Liberia seeks Taylor's extradition

 

LIBERIA: Justice appeared to have caught up with Charles Taylor, the former warlord turned president of Liberia, yesterday when Nigeria confirmed it had received a request from the Liberian government to extradite him.

Taylor (58), was forced into exile in Nigeria three years ago under a peace deal ending 14 years of civil war. Shortly before he stepped down he was indicted for war crimes by an international tribunal in Sierra Leone, where he backed a rebel group notorious for hacking off the hands and feet of civilians.

Liberia's president, Ellen Johnson-Sirleaf, has faced growing international pressure to bring to justice the man many Liberians blame for fuelling a civil war that cost a quarter of a million lives, left the country in ruins, and spilled over into neighbouring states. But the case poses a problem for Ms Johnson-Sirleaf, who took office in January, because Taylor still has supporters at home and his ex-wife is an elected senator.

The terms of Taylor's exile have never been revealed, but he is thought to have been promised that he would not face prosecution. The Nigerian president, Olusegun Obasanjo, is consulting with the African Union and regional leaders on how to respond to the request.

Nigeria has said it would only surrender Taylor if a democratically elected Liberian government requested it.

Taylor's spokesman in Nigeria, Sylvester Paasewe, accused the US of being behind what he called the "indecent proposal".

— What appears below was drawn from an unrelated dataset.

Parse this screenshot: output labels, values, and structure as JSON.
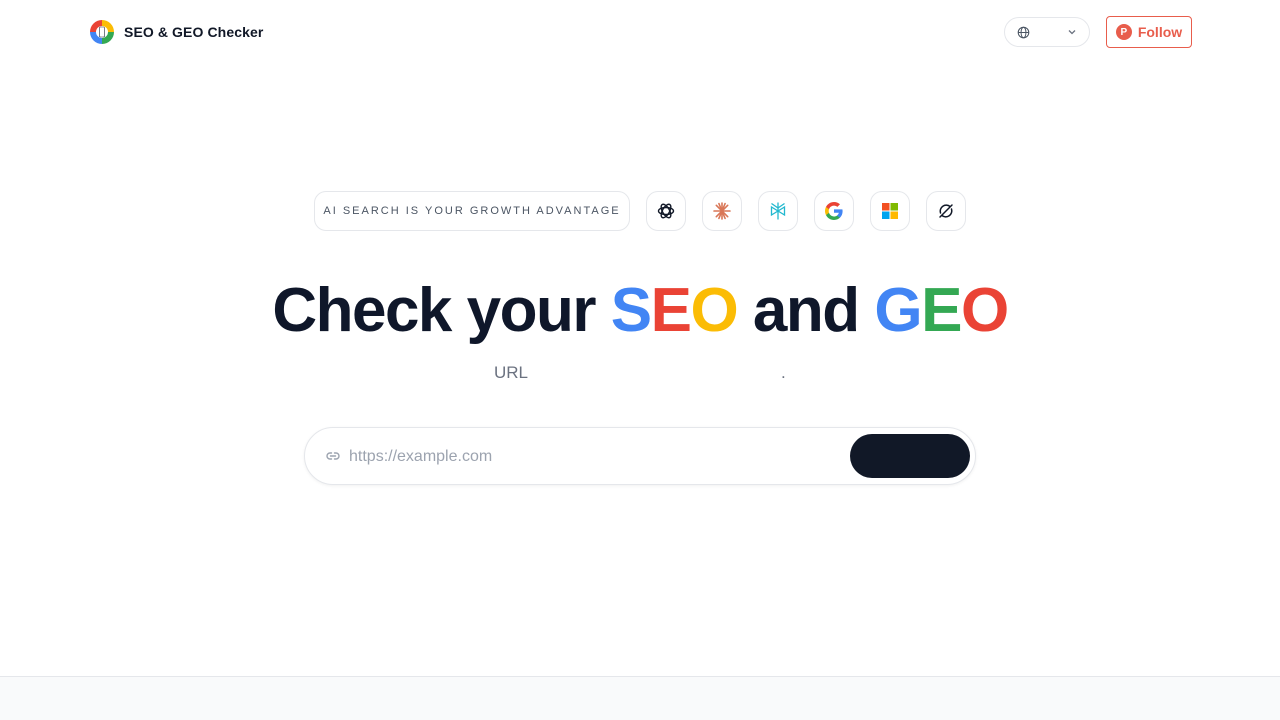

"I hope African leaders will throw off the yoke of neo-colonialismâ," he said. Liberia's information minister had on Monday denied any formal extradition request. Taylor, a descendant of the freed slaves who founded Liberia, led a small band of rebels into the country on December 24th, 1989, triggering a civil war which ended when he was elected president in 1997. A rebellion against his rule plunged Liberia back into war in 2000. In Sierra Leone he backed a rebel force accused of widespread torture and sexual assault. The indictment charges him with mass murder, rape and the use of child soldiers.